What’s in the budget: COVID-19 vaccination prohibitions

FILE – A child reacts as he receives his Pfizer vaccine against COVID-19. (AP Photo/Denis Farrell, File)

RALEIGH — With the passage of the state budget by lawmakers last month and its enactment without Democratic Gov. Roy Cooper’s signature, one provision will bar state entities from requiring a COVID-19 vaccination or proof of one.  

The language adopted in the state budget appears to be the same as language contained in the Medical Freedom Act, House Bill 98. The act, which also originally banned mask mandates for K-12 students, did not advance beyond passage by the House.   

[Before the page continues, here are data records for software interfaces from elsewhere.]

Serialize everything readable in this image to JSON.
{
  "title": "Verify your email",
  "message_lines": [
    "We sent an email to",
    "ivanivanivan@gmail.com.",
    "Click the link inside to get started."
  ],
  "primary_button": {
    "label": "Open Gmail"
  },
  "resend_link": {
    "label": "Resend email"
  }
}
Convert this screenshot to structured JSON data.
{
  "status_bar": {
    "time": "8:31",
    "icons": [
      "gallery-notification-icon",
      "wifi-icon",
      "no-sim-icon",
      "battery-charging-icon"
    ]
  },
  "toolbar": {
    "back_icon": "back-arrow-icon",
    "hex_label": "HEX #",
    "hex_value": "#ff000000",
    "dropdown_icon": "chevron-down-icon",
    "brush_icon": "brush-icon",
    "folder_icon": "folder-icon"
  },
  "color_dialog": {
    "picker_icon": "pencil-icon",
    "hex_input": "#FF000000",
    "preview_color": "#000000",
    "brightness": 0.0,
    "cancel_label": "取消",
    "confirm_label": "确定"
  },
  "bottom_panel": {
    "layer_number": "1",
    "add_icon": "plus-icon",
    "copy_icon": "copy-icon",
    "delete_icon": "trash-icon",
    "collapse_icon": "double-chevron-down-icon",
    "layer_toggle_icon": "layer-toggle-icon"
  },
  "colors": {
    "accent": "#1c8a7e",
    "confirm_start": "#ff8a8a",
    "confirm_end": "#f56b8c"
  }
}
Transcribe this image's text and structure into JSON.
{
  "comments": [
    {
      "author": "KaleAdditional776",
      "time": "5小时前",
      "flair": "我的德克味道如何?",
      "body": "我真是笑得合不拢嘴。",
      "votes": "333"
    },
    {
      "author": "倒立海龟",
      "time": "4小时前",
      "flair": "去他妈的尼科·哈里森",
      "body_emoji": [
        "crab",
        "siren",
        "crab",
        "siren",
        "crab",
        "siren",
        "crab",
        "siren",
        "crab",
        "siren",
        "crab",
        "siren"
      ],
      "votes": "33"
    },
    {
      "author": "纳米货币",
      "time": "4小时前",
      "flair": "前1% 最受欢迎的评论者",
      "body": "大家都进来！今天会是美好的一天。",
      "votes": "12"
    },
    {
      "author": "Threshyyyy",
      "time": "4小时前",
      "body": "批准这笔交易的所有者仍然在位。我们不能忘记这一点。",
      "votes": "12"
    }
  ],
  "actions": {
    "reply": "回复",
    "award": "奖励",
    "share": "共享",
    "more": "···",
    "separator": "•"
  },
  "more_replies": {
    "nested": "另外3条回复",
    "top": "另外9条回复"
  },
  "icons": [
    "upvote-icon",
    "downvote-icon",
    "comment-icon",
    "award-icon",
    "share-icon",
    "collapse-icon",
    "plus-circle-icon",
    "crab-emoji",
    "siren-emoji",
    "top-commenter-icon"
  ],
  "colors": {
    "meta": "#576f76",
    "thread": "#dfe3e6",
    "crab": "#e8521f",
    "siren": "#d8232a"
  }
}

The vaccination prohibition language has exceptions related to direct federal work or positions that are federally funded, specifically naming the Centers for Medicare and Medicaid Services. 

Under the budget, state employers are prohibited from requiring individuals to get a COVID-19 vaccination or present proof either to get a job or stay in a current job. 

Additionally, all schools that receive public funds, both K-12 and post-secondary, are banned from requiring proof of a shot or the shot itself to attend.  

Both prohibitions give specific exemptions if there is a requirement for vaccination or proof of vaccination to participate in a program of study, fulfilling education requirements for a program, or “requires working, volunteering, or training in a facility certified by the Centers for Medicare and Medicaid Services.”